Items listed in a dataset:
━━━━━━

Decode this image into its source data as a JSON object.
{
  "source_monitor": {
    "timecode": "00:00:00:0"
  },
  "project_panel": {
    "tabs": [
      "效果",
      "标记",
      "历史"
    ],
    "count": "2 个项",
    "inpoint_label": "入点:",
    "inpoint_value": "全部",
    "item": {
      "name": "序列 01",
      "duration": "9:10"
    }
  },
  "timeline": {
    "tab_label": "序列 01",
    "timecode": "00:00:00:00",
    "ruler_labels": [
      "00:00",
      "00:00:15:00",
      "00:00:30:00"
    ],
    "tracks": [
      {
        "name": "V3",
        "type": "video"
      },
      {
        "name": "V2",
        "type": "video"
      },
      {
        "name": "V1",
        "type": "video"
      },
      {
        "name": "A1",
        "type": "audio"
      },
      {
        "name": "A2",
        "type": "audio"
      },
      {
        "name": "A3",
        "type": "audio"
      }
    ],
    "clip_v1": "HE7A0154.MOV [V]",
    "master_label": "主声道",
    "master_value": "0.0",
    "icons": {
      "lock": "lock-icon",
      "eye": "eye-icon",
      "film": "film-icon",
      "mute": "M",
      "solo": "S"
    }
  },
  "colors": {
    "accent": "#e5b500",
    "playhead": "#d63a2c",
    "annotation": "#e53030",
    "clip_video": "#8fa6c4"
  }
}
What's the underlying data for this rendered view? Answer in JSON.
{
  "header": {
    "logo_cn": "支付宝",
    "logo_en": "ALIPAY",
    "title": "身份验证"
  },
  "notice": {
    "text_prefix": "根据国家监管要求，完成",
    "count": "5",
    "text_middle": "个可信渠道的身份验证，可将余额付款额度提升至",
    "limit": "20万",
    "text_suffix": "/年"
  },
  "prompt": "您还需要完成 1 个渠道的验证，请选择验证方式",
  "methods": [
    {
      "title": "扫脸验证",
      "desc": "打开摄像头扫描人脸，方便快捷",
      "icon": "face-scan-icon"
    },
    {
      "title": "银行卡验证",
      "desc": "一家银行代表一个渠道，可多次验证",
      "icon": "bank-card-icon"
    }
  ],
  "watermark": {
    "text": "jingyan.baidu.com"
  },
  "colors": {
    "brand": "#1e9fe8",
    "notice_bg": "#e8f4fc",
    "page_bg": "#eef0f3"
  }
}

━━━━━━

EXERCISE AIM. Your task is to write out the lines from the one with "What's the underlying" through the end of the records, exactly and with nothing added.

RESPONSE TO THIS EXERCISE.
What's the underlying data for this rendered view? Answer in JSON.
{
  "header": {
    "logo_cn": "支付宝",
    "logo_en": "ALIPAY",
    "title": "身份验证"
  },
  "notice": {
    "text_prefix": "根据国家监管要求，完成",
    "count": "5",
    "text_middle": "个可信渠道的身份验证，可将余额付款额度提升至",
    "limit": "20万",
    "text_suffix": "/年"
  },
  "prompt": "您还需要完成 1 个渠道的验证，请选择验证方式",
  "methods": [
    {
      "title": "扫脸验证",
      "desc": "打开摄像头扫描人脸，方便快捷",
      "icon": "face-scan-icon"
    },
    {
      "title": "银行卡验证",
      "desc": "一家银行代表一个渠道，可多次验证",
      "icon": "bank-card-icon"
    }
  ],
  "watermark": {
    "text": "jingyan.baidu.com"
  },
  "colors": {
    "brand": "#1e9fe8",
    "notice_bg": "#e8f4fc",
    "page_bg": "#eef0f3"
  }
}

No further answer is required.